Benjamin Jones and Josh Lerner, editors
Entrepreneurship and innovation are widely recognized as key drivers of economic dynamics and long-term prosperity. This series communicates new findings about the determinants and impacts of entrepreneurial and innovative activity across the economy.
In the first paper, Joseph Barberio, Jacob Becraft, Zied Ben Chaouch, Dimitris Bertsimas, Tasuku Kitada, Michael Li, Andrew Lo, Kevin Shi, and Qingyang Xu measured incentives for pharmaceutical companies to develop vaccines against future diseases and of investments are recorded. Risk, low expected return, rarity of pandemics, etc. They analyze a portfolio approach to funding vaccine research.
Next, Daniel Hemmel and Lisa Larimore-Oulet discuss the trade-offs between quality, price, and access that occur after generic drug patents expire, and explore the implications of these trade-offs for regulatory policy.
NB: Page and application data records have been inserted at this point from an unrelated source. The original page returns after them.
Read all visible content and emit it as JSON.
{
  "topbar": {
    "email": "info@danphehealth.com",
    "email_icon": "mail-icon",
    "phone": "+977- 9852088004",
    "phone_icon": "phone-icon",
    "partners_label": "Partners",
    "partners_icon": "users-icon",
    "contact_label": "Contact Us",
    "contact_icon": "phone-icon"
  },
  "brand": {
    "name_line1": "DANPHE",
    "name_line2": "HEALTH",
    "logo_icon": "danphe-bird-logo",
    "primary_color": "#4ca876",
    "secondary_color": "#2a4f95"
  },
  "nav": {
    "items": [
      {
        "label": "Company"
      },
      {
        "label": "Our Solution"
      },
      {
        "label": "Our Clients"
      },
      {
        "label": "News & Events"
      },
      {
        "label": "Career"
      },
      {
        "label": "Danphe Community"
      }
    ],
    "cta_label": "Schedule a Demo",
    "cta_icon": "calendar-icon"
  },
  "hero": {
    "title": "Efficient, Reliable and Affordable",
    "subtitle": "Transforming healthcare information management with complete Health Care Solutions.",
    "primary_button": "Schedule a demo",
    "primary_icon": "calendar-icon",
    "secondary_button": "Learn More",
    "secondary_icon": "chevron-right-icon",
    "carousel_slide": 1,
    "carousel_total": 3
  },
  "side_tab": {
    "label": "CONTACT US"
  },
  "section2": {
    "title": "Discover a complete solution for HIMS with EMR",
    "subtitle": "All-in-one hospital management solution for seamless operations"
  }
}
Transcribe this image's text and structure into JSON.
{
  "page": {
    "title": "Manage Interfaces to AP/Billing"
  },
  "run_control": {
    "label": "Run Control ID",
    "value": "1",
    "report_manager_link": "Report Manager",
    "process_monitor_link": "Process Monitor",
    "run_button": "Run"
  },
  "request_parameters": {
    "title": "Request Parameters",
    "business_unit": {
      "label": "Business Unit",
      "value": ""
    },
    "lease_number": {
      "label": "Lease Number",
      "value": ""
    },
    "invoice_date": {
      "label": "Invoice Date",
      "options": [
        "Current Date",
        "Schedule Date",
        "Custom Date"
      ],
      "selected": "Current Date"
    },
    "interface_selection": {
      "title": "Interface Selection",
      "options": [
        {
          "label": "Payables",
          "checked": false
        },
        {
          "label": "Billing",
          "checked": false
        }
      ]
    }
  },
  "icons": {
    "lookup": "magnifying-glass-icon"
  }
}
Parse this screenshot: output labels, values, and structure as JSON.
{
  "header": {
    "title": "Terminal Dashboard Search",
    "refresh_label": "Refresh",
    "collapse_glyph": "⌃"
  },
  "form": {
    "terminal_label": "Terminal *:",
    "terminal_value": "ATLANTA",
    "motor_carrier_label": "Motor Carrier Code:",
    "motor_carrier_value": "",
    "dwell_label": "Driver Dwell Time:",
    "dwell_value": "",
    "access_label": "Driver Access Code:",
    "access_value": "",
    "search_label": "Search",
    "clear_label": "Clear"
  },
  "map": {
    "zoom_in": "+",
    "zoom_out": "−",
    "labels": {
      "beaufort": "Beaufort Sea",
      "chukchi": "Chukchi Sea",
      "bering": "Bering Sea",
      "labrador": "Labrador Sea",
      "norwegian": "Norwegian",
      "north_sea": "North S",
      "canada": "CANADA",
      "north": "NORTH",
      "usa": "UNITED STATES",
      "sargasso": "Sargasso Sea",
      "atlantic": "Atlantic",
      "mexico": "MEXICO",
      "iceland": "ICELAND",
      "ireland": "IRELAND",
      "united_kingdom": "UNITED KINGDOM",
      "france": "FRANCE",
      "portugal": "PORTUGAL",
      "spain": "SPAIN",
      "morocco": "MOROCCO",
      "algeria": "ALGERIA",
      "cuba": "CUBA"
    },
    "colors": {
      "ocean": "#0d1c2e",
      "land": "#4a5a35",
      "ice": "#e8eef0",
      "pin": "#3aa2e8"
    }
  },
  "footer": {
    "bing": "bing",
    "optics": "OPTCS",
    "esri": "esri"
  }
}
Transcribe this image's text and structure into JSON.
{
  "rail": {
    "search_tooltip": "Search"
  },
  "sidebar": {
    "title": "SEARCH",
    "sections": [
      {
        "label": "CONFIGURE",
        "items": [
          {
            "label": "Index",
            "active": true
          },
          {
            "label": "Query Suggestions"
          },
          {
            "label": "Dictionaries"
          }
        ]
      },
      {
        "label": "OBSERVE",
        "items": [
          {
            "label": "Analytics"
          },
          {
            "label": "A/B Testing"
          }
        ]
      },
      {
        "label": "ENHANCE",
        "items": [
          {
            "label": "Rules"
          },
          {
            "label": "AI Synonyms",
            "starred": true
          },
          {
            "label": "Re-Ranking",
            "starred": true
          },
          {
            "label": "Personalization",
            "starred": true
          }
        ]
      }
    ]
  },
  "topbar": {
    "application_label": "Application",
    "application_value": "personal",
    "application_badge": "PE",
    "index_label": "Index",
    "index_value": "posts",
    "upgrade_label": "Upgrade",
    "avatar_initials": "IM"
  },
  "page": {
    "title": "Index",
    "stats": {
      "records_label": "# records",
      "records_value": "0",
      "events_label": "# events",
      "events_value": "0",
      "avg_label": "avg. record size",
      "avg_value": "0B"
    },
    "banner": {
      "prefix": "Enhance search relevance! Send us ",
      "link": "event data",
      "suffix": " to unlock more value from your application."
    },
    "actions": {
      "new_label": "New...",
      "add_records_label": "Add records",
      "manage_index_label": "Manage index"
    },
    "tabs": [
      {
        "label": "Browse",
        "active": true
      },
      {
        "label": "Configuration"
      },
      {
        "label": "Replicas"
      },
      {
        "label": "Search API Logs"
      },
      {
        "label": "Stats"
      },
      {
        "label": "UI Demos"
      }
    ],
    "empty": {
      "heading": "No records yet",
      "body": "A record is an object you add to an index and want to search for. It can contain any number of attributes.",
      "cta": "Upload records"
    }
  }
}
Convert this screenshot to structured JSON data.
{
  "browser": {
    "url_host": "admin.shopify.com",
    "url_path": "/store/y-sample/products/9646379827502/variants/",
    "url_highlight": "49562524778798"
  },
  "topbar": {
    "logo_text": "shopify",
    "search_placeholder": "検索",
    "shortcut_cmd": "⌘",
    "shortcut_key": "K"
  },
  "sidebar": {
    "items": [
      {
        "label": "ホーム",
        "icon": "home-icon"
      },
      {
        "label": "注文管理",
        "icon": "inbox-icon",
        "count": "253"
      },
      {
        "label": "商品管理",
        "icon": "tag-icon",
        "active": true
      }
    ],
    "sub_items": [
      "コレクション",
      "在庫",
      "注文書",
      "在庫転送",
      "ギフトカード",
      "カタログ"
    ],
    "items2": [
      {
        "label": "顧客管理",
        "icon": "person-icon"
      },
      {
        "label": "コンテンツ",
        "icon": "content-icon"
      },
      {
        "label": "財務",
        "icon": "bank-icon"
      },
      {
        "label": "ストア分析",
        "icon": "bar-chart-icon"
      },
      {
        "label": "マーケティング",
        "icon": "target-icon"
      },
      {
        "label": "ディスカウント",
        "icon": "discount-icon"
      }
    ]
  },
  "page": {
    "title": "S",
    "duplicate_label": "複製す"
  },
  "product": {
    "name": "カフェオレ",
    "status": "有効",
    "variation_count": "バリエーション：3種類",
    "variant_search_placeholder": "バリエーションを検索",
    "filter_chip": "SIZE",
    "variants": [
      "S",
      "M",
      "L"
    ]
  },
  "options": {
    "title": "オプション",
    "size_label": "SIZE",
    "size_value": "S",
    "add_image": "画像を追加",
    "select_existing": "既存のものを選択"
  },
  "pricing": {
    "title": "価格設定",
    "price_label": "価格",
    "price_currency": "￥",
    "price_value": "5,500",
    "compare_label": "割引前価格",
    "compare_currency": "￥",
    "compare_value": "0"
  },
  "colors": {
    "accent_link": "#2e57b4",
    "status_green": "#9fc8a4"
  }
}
A third paper, by Silvia Dalla Fontana and Ramana Nanda, explores the role of patents in the transition to a decarbonized world. The researchers found that “net-zero patents” are near the frontier of science, yet receive low levels of funding from venture capitalists due to the difficulty of commercializing inventions.
Jacqueline Press explores the impact of corporate divestments on innovation in carbon-intensive businesses and finds that investing in companies and engaging in green corporate governance practices is more green than divestment. It concludes that it has the potential to induce innovation.
Second, Robert Fairey and David Robinson argue that black-owned innovation-intensive businesses start small and do not converge over time with comparable businesses owned by members of other groups. I discovered. They attribute this not only to differences in access to bank loans, but also to ‘soft information’ that can be important in the entrepreneurial process.
Finally, Jonathan Gruber, Simon Johnson, and Enrico Moretti consider the regional concentration of innovative activity in the United States, finding that while concentration of activity offers short-term advantages, more dispersed innovation clusters, including: There may be long-term benefits, he said. Fairness, industrial diversification, human resource development.